So, I remembered what a fellow shooter told me once – ‘ If in doubt, give it nowt’, so I aimed down the target’s throat, waited for a lull in the wind and fired. I then watched the pellet fly past the target and into a branch. I hate Maldon and I hate Richard, which is saying something, considering it’s my home club and Richard is a friend of mine.
Day two was much the same; the Sunday course was set by Jean and Steve and although they are fairly new to the world of course-setting, they did a stunning job. The course was just very well set out and there were no easy shots, but my main memory was the fact that the Lord Almighty attempted to drown all the shooters in session two.

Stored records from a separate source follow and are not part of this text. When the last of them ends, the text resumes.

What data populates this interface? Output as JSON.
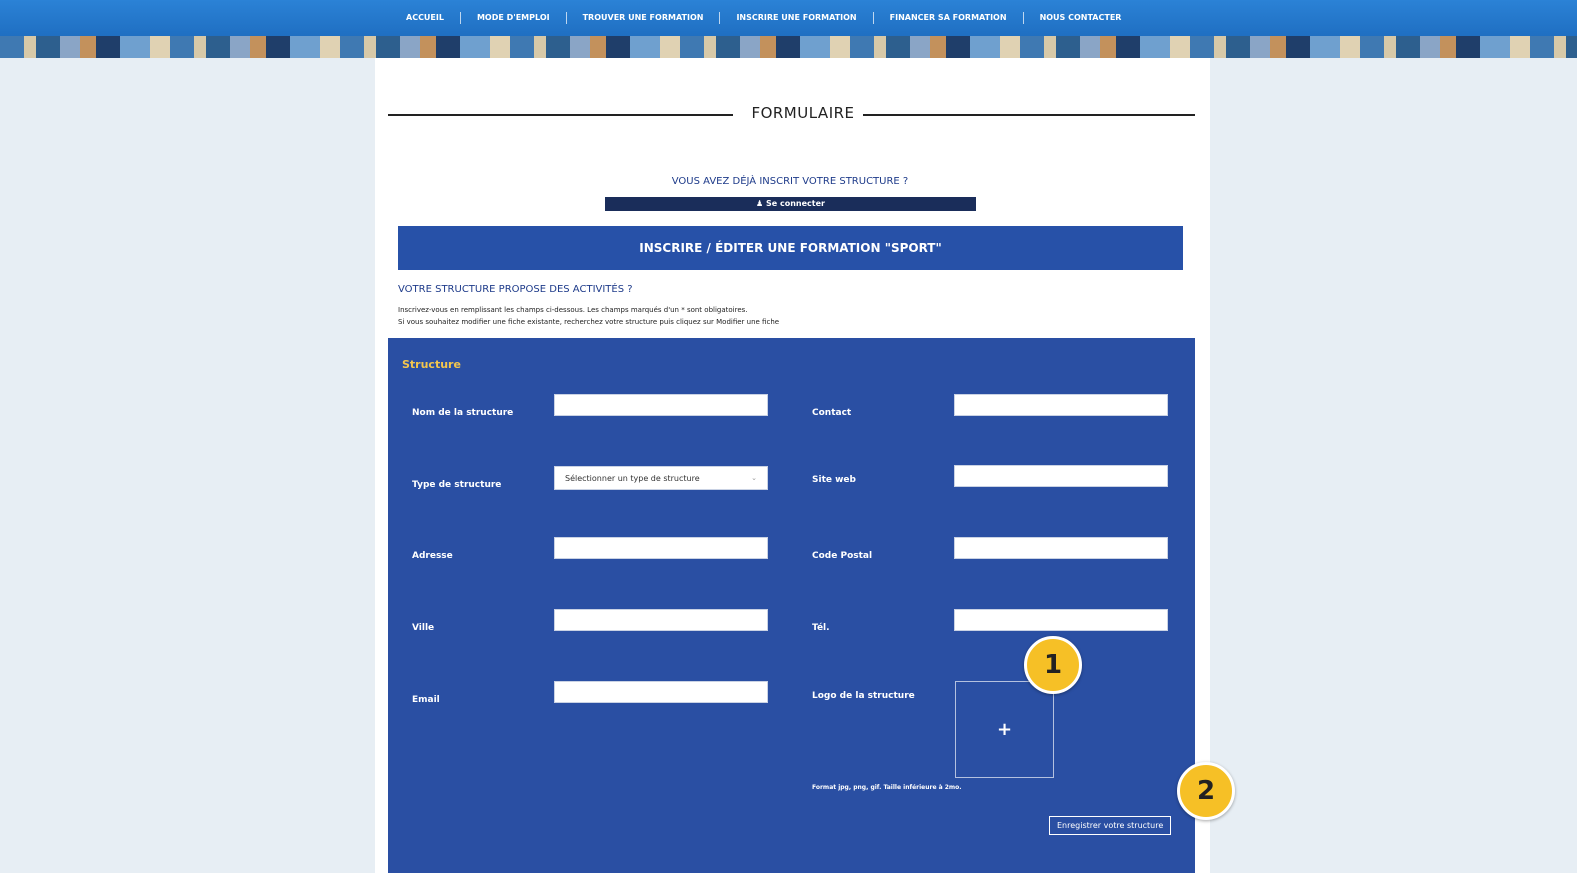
{
  "nav": {
    "items": [
      "ACCUEIL",
      "MODE D'EMPLOI",
      "TROUVER UNE FORMATION",
      "INSCRIRE UNE FORMATION",
      "FINANCER SA FORMATION",
      "NOUS CONTACTER"
    ]
  },
  "page": {
    "heading": "FORMULAIRE",
    "already_question": "VOUS AVEZ DÉJÀ INSCRIT VOTRE STRUCTURE ?",
    "connect_label": "Se connecter",
    "connect_icon": "user-icon",
    "section_banner": "INSCRIRE / ÉDITER UNE FORMATION \"SPORT\"",
    "activites_title": "VOTRE STRUCTURE PROPOSE DES ACTIVITÉS ?",
    "instructions_line1": "Inscrivez-vous en remplissant les champs ci-dessous. Les champs marqués d'un * sont obligatoires.",
    "instructions_line2": "Si vous souhaitez modifier une fiche existante, recherchez votre structure puis cliquez sur Modifier une fiche"
  },
  "form": {
    "section_title": "Structure",
    "labels": {
      "nom": "Nom de la structure",
      "contact": "Contact",
      "type": "Type de structure",
      "site": "Site web",
      "adresse": "Adresse",
      "code_postal": "Code Postal",
      "ville": "Ville",
      "tel": "Tél.",
      "email": "Email",
      "logo": "Logo de la structure"
    },
    "values": {
      "nom": "",
      "contact": "",
      "site": "",
      "adresse": "",
      "code_postal": "",
      "ville": "",
      "tel": "",
      "email": ""
    },
    "type_placeholder": "Sélectionner un type de structure",
    "logo_add_symbol": "+",
    "format_note": "Format jpg, png, gif. Taille inférieure à 2mo.",
    "save_label": "Enregistrer votre structure"
  },
  "badges": [
    "1",
    "2"
  ],
  "colors": {
    "nav": "#1f6fc2",
    "panel": "#2a4fa3",
    "banner": "#2751a8",
    "accent": "#f3c64d",
    "badge": "#f6c026"
  }
}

We knew that there was a chance of rain, but what we didn’t expect was a shower so heavy that some of the shooters were considering building a raft so that they could get back to the clubhouse. I was lucky
enough to be shooting with Ellis Thomassen – one of our Dutch shooters – and between us, we managed to shoot and huddle under an umbrella or a shooting mat and carry on. There were a few shooters who threw in the towel and ran for cover, but we springer shooters are made from sterner stuff.
Both courses were great, and there was some brilliant night life on the Friday and Saturday. A few shooters chose not to shoot on the Sunday because they had headaches from drinking too much lemonade, but even though there was a great atmosphere, the weekend was tinged with some sadness.
Early in 2017, Maldon lost one of its oldest members. Jim Lowe was a wonderful man and for the last three or four years, he and his wife ran a pistol side-shoot that had become extremely popular. Jim passed away and even though we knew that he was gone, this was the weekend when we realised there was a massive Jim-sized hole left at Maldon. He is sorely missed and will never be replaced.
The Maldon course destroyed nearly everyone, but on day one there were some great winners. In the Open class, Mark Wilson took top honours. He scored a 56 and this was a stunning result. This could be down to the extra practice that Mark is getting. He has opened a new gun shop in Cockermouth, called Aim-Point (www. aim-point.co.uk), but unlike most shops it has a huge rifle and pistol range about a mile away, and for Mark this is a real boon. Mark has proved that with a range down the road, you can really refine your shooting.
The winner on day two was James McLachlan. In the other classes, there was a win on day one in the Recoiling for Rex Bennet. He beat me by a point, but I’m not bitter about it because I took revenge on day two with the win. In the Ladies class, Michelle Parsons won top lady on both days, and in the .22, Edward Tandi was top bomber, but was beaten by Simon Howarth on day two. The Veterans class went to Kent Pothacary on day one, and Mike Burgess on day two, and the Juniors 9-13 was taken by Megan Reed on both days. The 14-16 class was won by Tom Willingham also on both days, the team events were taken by M. A.D., and the manufacturer’s (sponsored by www. soleware.co.uk) was taken by Air Arms on day one and Steyr on day two.
We had some brilliant sponsors, www. jackpyke.co.uk gave £ 600 worth of vouchers for their stunning products – I love my Hunter boots – and JSB gave pellets, jackets and hoodies. There was also a voucher from Aim-Point and targets from Flopover. With all this being given away plus £ 250 in cash each day, there were a lot of very happy shooters, albeit, a bit on the damp side on the Sunday. www.ukahft.com
“a shower so heavy that some of the shooters were considering building a raft”
A founder member and lovely chap passed away in 2017
Team Air Arms is unstoppable this year
The infamous hill of terror
Ellis Thomassen from Holland made the trip to M. A. D and then she had to shoot with me
Former Air Gunner writer Andy McLachlan has dusted of his gun and started to shoot again